Cross-validation of satellite and ground-level measurements
Each month we highlight one of our Scoping Studies, each funded through our Collaboration Building Workshops. This month we welcome a blog post from Dr Anna Font (Imperial College London), who is working with STFC colleagues in RAL Space and the Hartree Centre to improve our understanding of ammonia concentrations through satellite and ground-level measurements.
Ammonia (NH3) is mostly emitted to the atmosphere from agricultural and farming activities including the use of fertilizers, manure, cattle and dairy farming, among others. NH3 is an important precursor of fine particles due to its reaction with available acids (i.e. nitric and sulfuric acid) to form ammonium nitrate and ammonium sulphate. Airborne fine particles are a significant human health thread and are associated with cardiovascular and respiratory diseases. Further, gaseous ammonia and ammonium compounds are deposited into the ecosystems damaging sensitive habitats. In the UK, agricultural activities represent more than 80% of the atmospheric ammonium emissions and there are no regulations in place to limit these emissions. The Clean Air Strategy published in 2018 aims to reduce NH3 emissions in the UK making available a code of good agricultural practice (COGAP).
Hotspots of ammonia have been identified by means of satellite measurements from both CrIS and the IASI instruments onboard the Suomi NPP and MetOp satellites, respectively. In Europe these include areas in the UK and neighbouring countries such as France, Belgium and The Netherlands. NH3 emissions from agricultural fields in north-west Europe have been associated with particle episodes which accumulate on a regional scale especially during springtime in south-east England. In the UK, hotspots of NH3 are observed in the intense agricultural regions in southern England.
In the UK, a network of 85 sites distributed in the country have been measuring ammonia at the surface level since mid-1990s. Despite the network provides a good coverage of the UK land, there is a large heterogeneity of concentrations related to the large variation in emission sources at ground level as it can be seen in Figure 1. Concentrations are reported as monthly means. Recently, on-line concentrations of NH3 are available at two rural locations in the country comprising one agricultural site in Scotland and one in south-east England; and also in urban areas comprising London, Manchester and Birmingham. On-line techniques report high time resolve data of NH3 concentrations, usually at hourly basis.

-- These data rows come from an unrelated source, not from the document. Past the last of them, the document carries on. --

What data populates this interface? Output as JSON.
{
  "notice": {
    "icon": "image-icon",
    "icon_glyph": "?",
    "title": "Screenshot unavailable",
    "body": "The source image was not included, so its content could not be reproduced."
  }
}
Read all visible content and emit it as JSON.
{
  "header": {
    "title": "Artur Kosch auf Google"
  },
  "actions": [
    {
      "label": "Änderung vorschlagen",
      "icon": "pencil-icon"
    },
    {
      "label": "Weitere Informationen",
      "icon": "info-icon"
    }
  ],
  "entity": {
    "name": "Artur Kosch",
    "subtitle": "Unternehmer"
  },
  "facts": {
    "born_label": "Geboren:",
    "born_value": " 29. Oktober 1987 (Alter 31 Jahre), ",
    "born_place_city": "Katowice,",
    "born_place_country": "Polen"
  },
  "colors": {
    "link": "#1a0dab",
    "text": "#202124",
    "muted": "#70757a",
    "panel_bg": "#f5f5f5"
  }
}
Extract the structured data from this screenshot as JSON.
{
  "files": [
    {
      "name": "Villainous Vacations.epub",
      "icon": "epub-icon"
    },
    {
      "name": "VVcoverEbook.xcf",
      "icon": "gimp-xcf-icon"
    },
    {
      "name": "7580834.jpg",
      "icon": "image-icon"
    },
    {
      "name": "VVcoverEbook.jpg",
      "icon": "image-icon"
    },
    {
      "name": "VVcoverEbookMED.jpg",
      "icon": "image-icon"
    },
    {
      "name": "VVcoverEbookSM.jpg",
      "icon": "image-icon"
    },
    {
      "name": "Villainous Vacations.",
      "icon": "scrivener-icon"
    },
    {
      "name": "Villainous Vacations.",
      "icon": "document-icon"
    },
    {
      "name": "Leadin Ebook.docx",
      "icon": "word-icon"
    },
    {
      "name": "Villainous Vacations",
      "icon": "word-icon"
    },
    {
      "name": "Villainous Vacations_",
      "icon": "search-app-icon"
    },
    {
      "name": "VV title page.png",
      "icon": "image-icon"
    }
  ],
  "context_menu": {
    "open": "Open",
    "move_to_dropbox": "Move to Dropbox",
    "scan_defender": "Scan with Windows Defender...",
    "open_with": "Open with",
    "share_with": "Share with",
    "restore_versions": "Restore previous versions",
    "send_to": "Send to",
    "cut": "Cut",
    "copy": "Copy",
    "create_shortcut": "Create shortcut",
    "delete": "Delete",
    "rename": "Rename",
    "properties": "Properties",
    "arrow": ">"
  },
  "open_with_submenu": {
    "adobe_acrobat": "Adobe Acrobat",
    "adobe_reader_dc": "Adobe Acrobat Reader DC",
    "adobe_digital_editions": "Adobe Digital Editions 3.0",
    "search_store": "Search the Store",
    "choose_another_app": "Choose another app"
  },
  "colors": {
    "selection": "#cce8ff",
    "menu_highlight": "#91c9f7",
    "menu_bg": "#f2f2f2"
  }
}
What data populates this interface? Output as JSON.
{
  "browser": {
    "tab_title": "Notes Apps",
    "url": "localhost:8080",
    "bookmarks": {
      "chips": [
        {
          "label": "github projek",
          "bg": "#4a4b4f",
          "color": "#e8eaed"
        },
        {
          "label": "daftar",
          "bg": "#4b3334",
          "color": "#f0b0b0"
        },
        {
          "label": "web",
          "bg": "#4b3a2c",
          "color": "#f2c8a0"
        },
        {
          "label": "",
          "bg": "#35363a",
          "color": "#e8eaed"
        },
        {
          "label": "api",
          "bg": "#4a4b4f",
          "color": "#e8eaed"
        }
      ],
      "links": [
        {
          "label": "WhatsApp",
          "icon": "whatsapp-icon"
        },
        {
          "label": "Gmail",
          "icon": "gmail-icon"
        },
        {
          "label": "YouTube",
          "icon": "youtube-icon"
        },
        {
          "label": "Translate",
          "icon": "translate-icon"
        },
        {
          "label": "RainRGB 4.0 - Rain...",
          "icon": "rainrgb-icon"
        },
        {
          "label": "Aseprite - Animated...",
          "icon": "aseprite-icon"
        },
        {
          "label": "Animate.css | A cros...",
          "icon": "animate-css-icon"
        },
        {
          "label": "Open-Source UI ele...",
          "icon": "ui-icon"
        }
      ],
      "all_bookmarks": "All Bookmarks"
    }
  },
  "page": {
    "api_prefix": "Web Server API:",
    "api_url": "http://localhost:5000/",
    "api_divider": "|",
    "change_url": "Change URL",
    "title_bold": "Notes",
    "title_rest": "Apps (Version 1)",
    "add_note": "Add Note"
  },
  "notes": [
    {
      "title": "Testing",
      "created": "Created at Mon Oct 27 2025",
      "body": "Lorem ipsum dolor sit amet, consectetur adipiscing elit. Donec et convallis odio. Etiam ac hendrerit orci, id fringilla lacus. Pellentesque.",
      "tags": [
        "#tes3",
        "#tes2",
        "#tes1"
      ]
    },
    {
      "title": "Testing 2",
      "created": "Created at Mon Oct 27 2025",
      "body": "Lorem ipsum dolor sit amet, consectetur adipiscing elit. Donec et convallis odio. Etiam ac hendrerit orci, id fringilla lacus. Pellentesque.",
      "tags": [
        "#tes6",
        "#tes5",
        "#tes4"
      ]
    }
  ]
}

Figure 1. Monthly concentrations of NH3 gas as measured by the Defra UKEAP National Ammonia Monitoring Network in 2019. Only active samplers (delta) are shown in this graph. Data from UK-air website.
Satellite observations are column-integrated and have larger footprints compared to the ground-level measurements. Little is known if satellite retrievals of NH3 concentrations are representative of ground-level measurements in the UK and how they are related. Despite the mistime and misdistance errors which are introduced by comparing measurements of a very reactive species such as NH3 that are not perfectly collocated in time and space, such comparison of column-integrated and ground-level measurements is still important to validate satellite products.
The SAQN workshop on last autumn 2020 was the perfect platform to establish collaboration links between scientists working with satellite data, in-situ observations and big data specialists. The project is establishing links between STFC RAL space, STFC Hartree Centre and Imperial College London. With this project we are aiming to evaluate the ability of satellite observations of NH3 to reproduce temporal variability of surface air concentrations across the UK to before estimate long-term changes in air pollution to assess the efficacy of air quality policies in recent years. The integration of satellite data and ground-level measurements will help us identify hot-spots of NH3 in the UK and monitor possible changes over time.